This Is How To Care For String Of Hearts

This hardy vining succulent flowering plant native to South Africa makes an outstanding house plant. Leaves are deep green with variegated bluish-silver markings, and pale maroon underneath. Most distinctively, they are also heart-shaped — thus the names Chain of Hearts, String of Hearts and Sweatheart Vine. New growth and stems are slightly pink and wiry.

Supplied in nursery pot.

Robot or human?

Ceropegia woodii has a way of luring you in for a closer look because it makes you feel as though you are sitting next to a beautiful waterfall. The lush, heart-shaped leaves cascade to the floor in quivering, long threads, and they add a sense of fluid movement to your room. The Rosary Vine indoor plant produces delicate, trumpet-shaped flowers that form three-inch-long needle-shaped seed pods and long vines. These beautiful plants are particularly attractive because they have simple needs. The biggest difficulty lies with the ease with which the long vines will tangle.

String of Hearts Care Guide (Ceropegia Woodi)

Last order date for UK delivery is Sunday 19th December. Adding product to your cart. Add a string of hearts to your plant collection, pop it on a high shelf and watch the beautiful heart shaped leaves grow! These popular string of hearts plants potted in our grey and copper ceramics will make a gorgeous addition to your plant shelfie. A string of hearts also known as Ceropegia Woodii, it is the ultimate must-have trailing plant. A new addition to our collection and one not to miss out on!

Exceptional house plant. Succulent plant with leaves that are deep green with variegated bluish-silver markings, and heart-shaped. Pale magenta flowers.

How To Care For String Of Hearts (Ceropegia woodii)

The String of Hearts has graceful and firm heart-shaped leaves that hang off delicate stems. Great for hanging from a hook or sitting on a shelf. Your String of Hearts will be sent in a Kokodama, a biodegradable handmade coconut fibre bowl.

String of Hearts Trailing Houseplant

RELATED VIDEO: How to Grow Long, Full and Lush String of Hearts - Indoor Plant Care Tips

If you enjoy having plants in your home , you might have come across a ceropegia plant, also known as string of hearts.

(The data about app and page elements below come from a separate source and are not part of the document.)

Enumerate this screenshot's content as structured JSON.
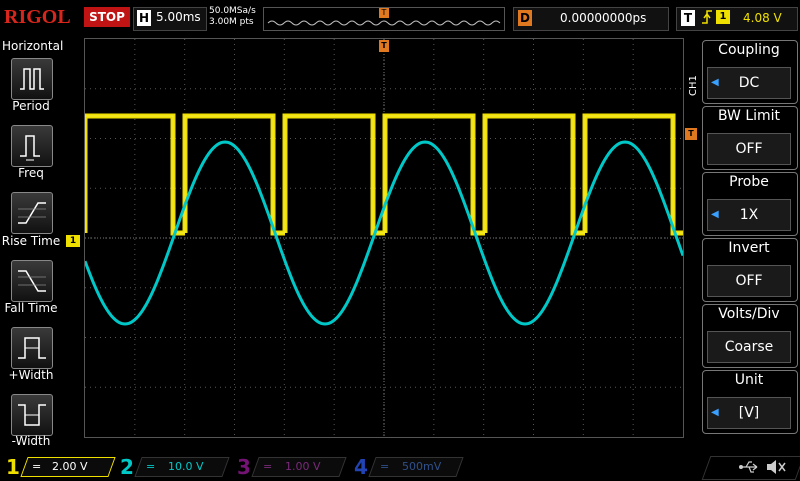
{
  "header": {
    "brand": "RIGOL",
    "run_state": "STOP",
    "timebase_letter": "H",
    "timebase": "5.00ms",
    "sample_rate": "50.0MSa/s",
    "memory_depth": "3.00M pts",
    "trigger_marker": "T",
    "delay_letter": "D",
    "delay_value": "0.00000000ps",
    "trigger_letter": "T",
    "trigger_edge": "rising-edge-icon",
    "trigger_source": "1",
    "trigger_level": "4.08 V"
  },
  "left_menu": {
    "title": "Horizontal",
    "items": [
      {
        "label": "Period",
        "icon": "period-icon"
      },
      {
        "label": "Freq",
        "icon": "frequency-icon"
      },
      {
        "label": "Rise Time",
        "icon": "rise-time-icon"
      },
      {
        "label": "Fall Time",
        "icon": "fall-time-icon"
      },
      {
        "label": "+Width",
        "icon": "positive-width-icon"
      },
      {
        "label": "-Width",
        "icon": "negative-width-icon"
      }
    ]
  },
  "right_menu": {
    "channel_label": "CH1",
    "items": [
      {
        "title": "Coupling",
        "value": "DC"
      },
      {
        "title": "BW Limit",
        "value": "OFF"
      },
      {
        "title": "Probe",
        "value": "1X"
      },
      {
        "title": "Invert",
        "value": "OFF"
      },
      {
        "title": "Volts/Div",
        "value": "Coarse"
      },
      {
        "title": "Unit",
        "value": "[V]"
      }
    ]
  },
  "grid_markers": {
    "ch1_marker": "1",
    "trigger_position_marker": "T",
    "trigger_level_marker": "T"
  },
  "bottom_bar": {
    "channels": [
      {
        "number": "1",
        "coupling_symbol": "=",
        "scale": "2.00 V",
        "color": "#f0e000"
      },
      {
        "number": "2",
        "coupling_symbol": "=",
        "scale": "10.0 V",
        "color": "#00c8c8"
      },
      {
        "number": "3",
        "coupling_symbol": "=",
        "scale": "1.00 V",
        "color": "#c020c0"
      },
      {
        "number": "4",
        "coupling_symbol": "=",
        "scale": "500mV",
        "color": "#3060ff"
      }
    ],
    "usb_icon": "usb-icon",
    "speaker_icon": "speaker-muted-icon"
  },
  "colors": {
    "ch1": "#f0e000",
    "ch2": "#00c8c8",
    "ch3": "#c020c0",
    "ch4": "#3060ff",
    "trigger": "#e07820",
    "stop": "#c01414"
  }
}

These plants are known for the shape of their leaves- small hearts all connected by a vine that drapes over its pot. They are beautiful to look at and although they require some special care, it is clear that they are worth it. It is important to know how to care for your plants so that they can live long, healthy lives and provide your home with clean air and a beautiful ambiance.

This is a low-maintenance trailing vine which is best displayed in a hanging pot or ornament. To complement the love-heart leaves, this delightful vine also produces exotic tubular flowers.

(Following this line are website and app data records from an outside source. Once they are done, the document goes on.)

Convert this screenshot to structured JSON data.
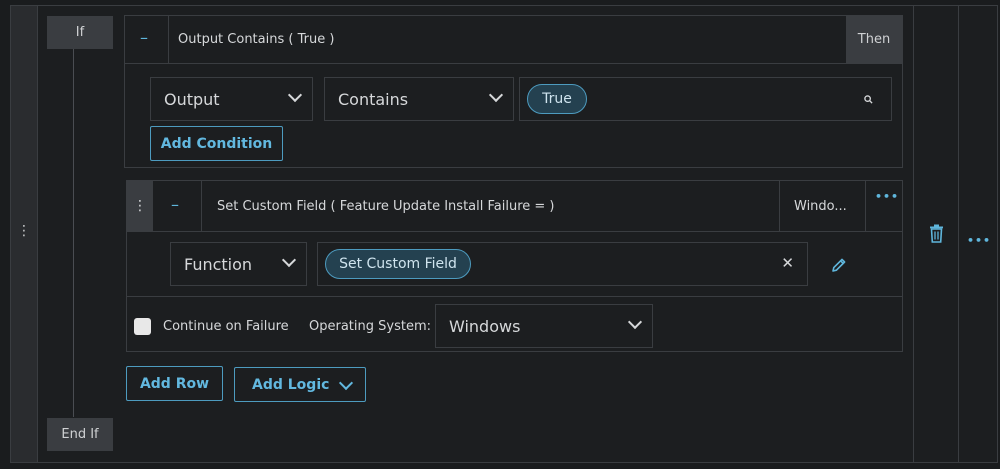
{
  "if_label": "If",
  "endif_label": "End If",
  "condition": {
    "title": "Output Contains ( True )",
    "then_label": "Then",
    "field_select": "Output",
    "operator_select": "Contains",
    "value_pill": "True",
    "add_condition_label": "Add Condition"
  },
  "action": {
    "title": "Set Custom Field ( Feature Update Install Failure = )",
    "os_short": "Windo...",
    "type_select": "Function",
    "function_pill": "Set Custom Field",
    "continue_label": "Continue on Failure",
    "os_label": "Operating System:",
    "os_select": "Windows"
  },
  "footer": {
    "add_row_label": "Add Row",
    "add_logic_label": "Add Logic"
  },
  "glyphs": {
    "minus": "–",
    "vertical_dots": "⋮",
    "horizontal_dots": "•••",
    "close": "✕"
  },
  "colors": {
    "accent": "#5fb6dc",
    "pill_bg": "#244150",
    "panel": "#3a3d41"
  }
}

Variegated String of Hearts Care

Ceropegia woodii is a flowering plant in the genus Ceropegia Apocynaceae , native to South Africa , Swaziland , and Zimbabwe. It is sometimes treated as a subspecies of the related Ceropegia linearis , as C. It is an evergreen succulent trailing vine that grows to 10 centimetres 3. Its leaves are shaped like hearts, about 1—2 cm wide and long. When exposed to sufficient light they have a deep green colour; under insufficient lighting the leaves are pale green. With age it develops a woody caudex at its base. The roots, and occasionally the stems, will often develop tubers.

Ceropegia woodii, also known as chain of hearts plant or rosary vine, is a lovely small houseplant appreciated for its heart-shaped leaves and trailing growth. The perfect choice for a hanging basket and, luckily, not difficult to grow at all! Though not a true succulent, Ceropegia woodii is able to store quite a bit of water in its stem and wonderfully patterned leaves. This gives us a few good string of hearts care indications.

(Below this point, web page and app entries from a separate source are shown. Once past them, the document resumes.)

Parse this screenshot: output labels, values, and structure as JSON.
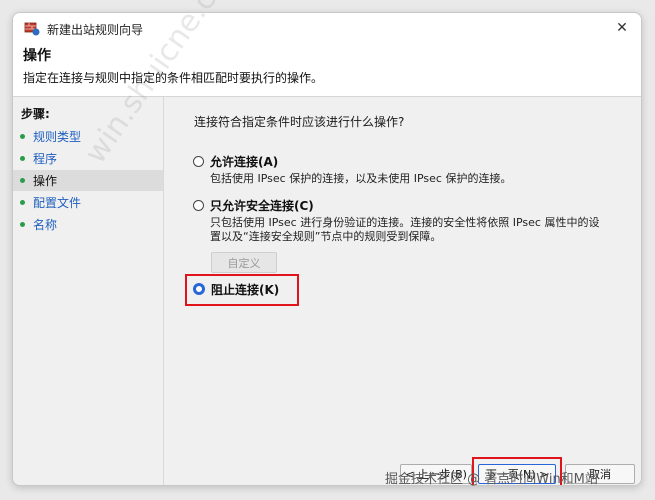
{
  "window": {
    "title": "新建出站规则向导",
    "close_symbol": "✕",
    "app_icon": "firewall-shield-icon"
  },
  "header": {
    "title": "操作",
    "description": "指定在连接与规则中指定的条件相匹配时要执行的操作。"
  },
  "steps": {
    "heading": "步骤:",
    "items": [
      {
        "label": "规则类型",
        "active": false
      },
      {
        "label": "程序",
        "active": false
      },
      {
        "label": "操作",
        "active": true
      },
      {
        "label": "配置文件",
        "active": false
      },
      {
        "label": "名称",
        "active": false
      }
    ]
  },
  "main": {
    "question": "连接符合指定条件时应该进行什么操作?",
    "options": [
      {
        "label": "允许连接(A)",
        "selected": false,
        "desc": [
          "包括使用 IPsec 保护的连接，以及未使用 IPsec 保护的连接。"
        ]
      },
      {
        "label": "只允许安全连接(C)",
        "selected": false,
        "desc": [
          "只包括使用 IPsec 进行身份验证的连接。连接的安全性将依照 IPsec 属性中的设",
          "置以及“连接安全规则”节点中的规则受到保障。"
        ]
      },
      {
        "label": "阻止连接(K)",
        "selected": true,
        "desc": []
      }
    ],
    "customize_label": "自定义"
  },
  "buttons": {
    "back": "< 上一步(B)",
    "next": "下一页(N) >",
    "cancel": "取消"
  },
  "overlay": {
    "watermark": "win.shuicne.cc",
    "credit": "掘金技术社区 @ 著点时间Win和M站"
  },
  "colors": {
    "accent": "#2766d8",
    "highlight": "#e0141a",
    "step_bullet": "#2a9d4a",
    "link": "#1f5fbf"
  }
}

Comments:

  1. Lippi

    Willingly I accept. In my opinion it is actual, I will take part in discussion.

  2. Morr

    Well done, the sentence beautiful and is timely

  3. Vilrajas

    I apologize, but I suggest going another way.



Write a message